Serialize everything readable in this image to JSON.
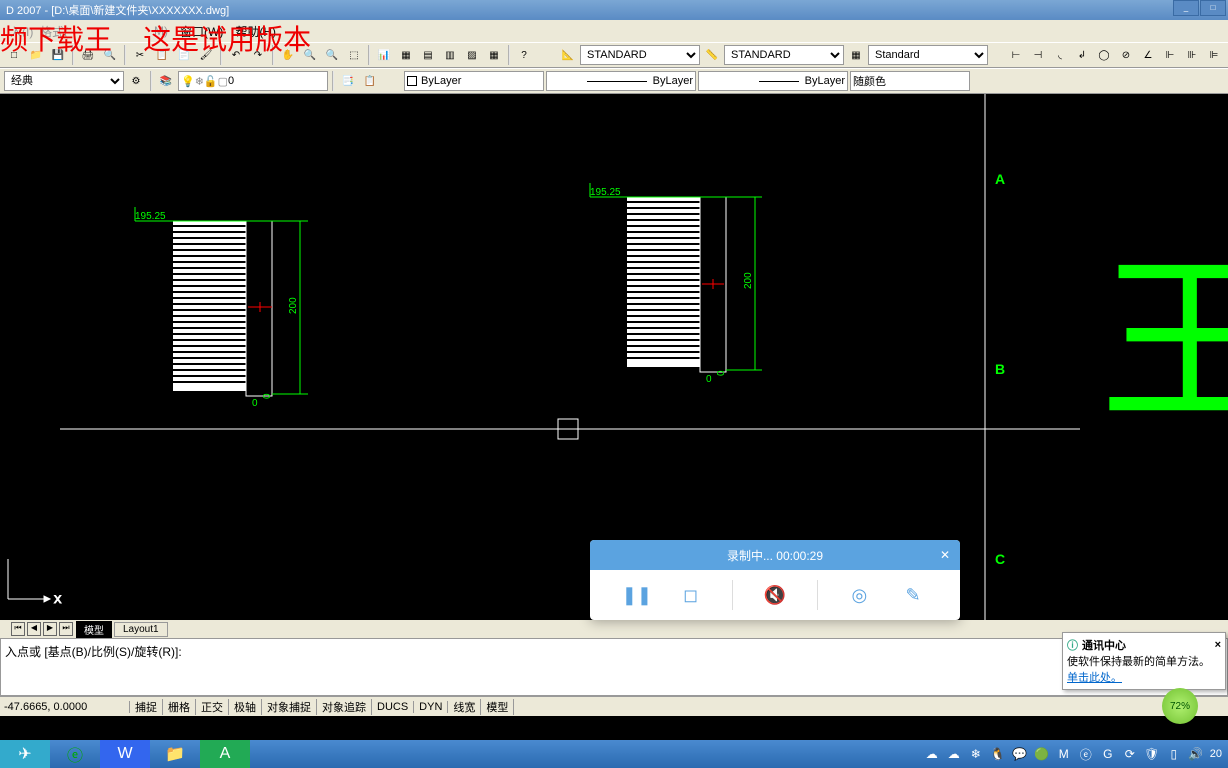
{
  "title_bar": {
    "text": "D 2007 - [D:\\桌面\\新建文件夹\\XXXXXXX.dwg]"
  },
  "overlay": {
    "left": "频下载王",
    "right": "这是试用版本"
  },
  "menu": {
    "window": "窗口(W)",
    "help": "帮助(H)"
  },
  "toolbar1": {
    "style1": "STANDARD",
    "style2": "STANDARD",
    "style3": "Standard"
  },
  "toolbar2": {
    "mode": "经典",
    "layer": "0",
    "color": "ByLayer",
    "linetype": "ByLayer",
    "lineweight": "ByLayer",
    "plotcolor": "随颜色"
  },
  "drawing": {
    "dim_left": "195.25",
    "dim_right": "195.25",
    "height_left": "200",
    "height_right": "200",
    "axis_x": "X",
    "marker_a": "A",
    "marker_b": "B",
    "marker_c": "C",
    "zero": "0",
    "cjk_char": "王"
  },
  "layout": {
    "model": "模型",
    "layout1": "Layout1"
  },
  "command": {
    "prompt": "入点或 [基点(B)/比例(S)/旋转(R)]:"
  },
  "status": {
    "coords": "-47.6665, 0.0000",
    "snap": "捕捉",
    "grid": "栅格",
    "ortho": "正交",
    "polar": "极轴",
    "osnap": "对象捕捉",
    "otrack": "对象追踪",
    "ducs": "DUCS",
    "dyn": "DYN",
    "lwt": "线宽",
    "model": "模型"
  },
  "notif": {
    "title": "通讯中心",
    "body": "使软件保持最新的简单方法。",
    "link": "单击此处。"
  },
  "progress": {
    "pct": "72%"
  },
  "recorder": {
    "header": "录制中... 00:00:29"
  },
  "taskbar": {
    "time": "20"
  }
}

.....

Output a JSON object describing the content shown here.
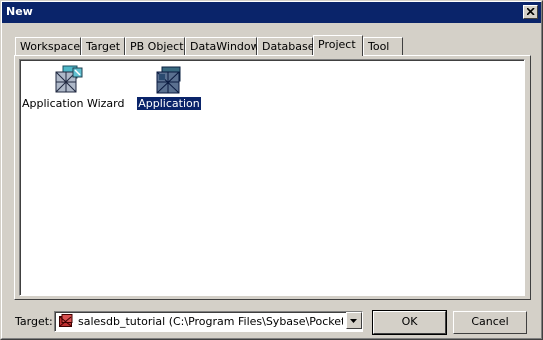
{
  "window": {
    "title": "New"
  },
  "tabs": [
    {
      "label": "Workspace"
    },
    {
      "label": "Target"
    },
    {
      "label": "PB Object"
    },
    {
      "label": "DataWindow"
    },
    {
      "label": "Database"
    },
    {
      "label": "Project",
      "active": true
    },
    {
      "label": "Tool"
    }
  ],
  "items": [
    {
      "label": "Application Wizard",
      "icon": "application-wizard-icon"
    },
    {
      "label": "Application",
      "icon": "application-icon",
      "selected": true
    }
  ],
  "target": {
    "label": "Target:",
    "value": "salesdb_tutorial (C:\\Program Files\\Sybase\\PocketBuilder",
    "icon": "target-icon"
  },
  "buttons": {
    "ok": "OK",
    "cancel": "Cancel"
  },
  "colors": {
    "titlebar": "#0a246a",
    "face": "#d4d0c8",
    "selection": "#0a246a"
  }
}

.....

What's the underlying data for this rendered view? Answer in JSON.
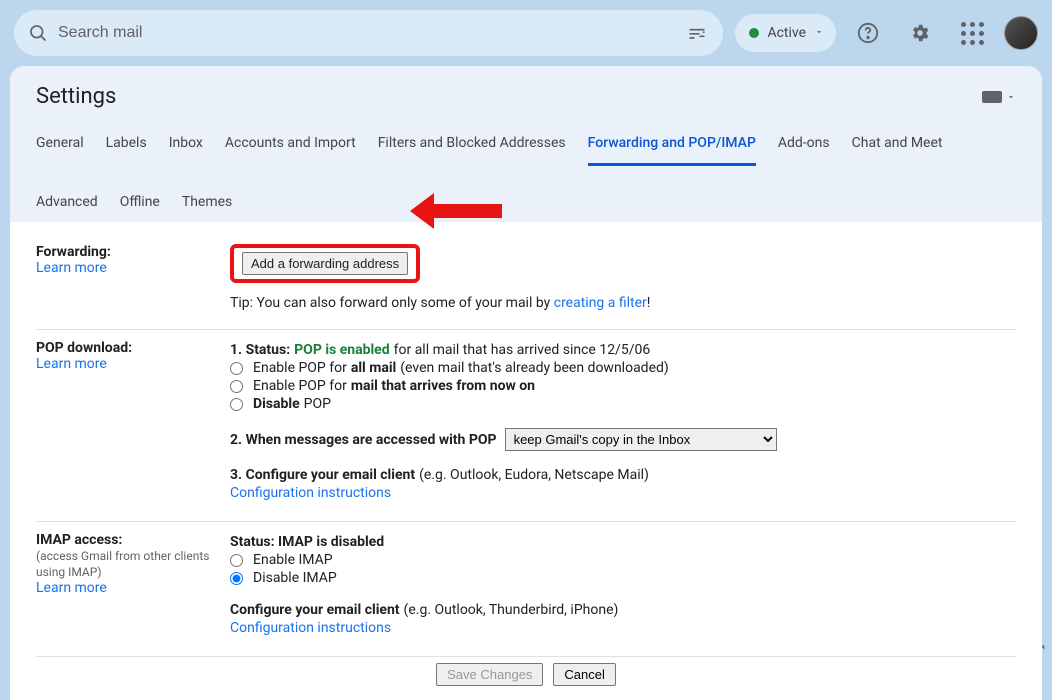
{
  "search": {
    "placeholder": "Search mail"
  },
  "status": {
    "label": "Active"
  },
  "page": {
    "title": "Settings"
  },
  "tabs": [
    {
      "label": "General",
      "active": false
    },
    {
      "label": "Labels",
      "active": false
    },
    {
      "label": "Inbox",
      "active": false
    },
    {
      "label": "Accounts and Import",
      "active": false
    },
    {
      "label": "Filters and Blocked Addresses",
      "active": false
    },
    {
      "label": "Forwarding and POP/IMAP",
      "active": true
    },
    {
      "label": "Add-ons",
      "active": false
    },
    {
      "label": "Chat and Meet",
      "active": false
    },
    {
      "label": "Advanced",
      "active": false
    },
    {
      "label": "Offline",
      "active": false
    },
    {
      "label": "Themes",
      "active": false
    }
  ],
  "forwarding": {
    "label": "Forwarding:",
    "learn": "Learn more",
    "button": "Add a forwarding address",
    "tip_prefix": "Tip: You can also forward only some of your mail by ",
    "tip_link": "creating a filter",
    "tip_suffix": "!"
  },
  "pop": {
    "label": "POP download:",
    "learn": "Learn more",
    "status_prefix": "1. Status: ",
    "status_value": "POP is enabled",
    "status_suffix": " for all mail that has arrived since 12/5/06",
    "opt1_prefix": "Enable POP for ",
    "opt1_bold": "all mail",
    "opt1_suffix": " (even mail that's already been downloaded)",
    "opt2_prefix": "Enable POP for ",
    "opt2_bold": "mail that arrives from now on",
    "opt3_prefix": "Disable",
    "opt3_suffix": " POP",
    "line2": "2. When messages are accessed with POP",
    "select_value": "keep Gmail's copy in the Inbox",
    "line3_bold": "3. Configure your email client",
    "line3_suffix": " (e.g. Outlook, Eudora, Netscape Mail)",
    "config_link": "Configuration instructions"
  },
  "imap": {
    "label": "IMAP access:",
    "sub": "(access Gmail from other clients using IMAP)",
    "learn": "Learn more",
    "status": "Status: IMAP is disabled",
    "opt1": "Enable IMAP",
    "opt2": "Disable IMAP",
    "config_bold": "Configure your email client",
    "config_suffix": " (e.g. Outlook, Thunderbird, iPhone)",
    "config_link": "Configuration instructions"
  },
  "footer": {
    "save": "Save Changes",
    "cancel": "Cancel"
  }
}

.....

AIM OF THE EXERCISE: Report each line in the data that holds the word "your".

WORKED SOLUTION:
    "tip_prefix": "Tip: You can also forward only some of your mail by ",
    "line3_bold": "3. Configure your email client",
    "config_bold": "Configure your email client",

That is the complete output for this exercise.